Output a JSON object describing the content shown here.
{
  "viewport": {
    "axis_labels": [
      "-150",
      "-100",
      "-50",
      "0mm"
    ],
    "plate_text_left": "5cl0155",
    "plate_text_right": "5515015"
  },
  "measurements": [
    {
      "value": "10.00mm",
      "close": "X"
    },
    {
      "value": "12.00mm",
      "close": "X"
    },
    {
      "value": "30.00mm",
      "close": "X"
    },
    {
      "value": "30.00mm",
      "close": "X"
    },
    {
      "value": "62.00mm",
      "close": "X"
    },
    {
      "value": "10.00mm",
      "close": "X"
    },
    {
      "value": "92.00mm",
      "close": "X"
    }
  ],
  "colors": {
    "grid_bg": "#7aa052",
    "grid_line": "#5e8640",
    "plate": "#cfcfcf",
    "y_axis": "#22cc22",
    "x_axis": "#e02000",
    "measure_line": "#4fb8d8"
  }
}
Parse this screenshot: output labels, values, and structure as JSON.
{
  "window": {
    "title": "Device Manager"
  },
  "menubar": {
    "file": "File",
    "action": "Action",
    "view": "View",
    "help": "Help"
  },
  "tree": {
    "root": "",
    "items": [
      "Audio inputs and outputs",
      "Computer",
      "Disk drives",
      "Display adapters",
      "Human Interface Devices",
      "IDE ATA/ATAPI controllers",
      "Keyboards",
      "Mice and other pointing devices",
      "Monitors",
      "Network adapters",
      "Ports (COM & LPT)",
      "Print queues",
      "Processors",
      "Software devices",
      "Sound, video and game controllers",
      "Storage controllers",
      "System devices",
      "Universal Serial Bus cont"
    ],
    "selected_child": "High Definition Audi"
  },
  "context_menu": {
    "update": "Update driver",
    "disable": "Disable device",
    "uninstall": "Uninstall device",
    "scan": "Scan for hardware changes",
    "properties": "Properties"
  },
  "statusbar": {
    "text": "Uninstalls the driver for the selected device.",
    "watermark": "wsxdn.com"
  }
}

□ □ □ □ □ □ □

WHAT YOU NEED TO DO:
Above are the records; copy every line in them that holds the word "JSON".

WRITTEN RESPONSE:
Output a JSON object describing the content shown here.
Parse this screenshot: output labels, values, and structure as JSON.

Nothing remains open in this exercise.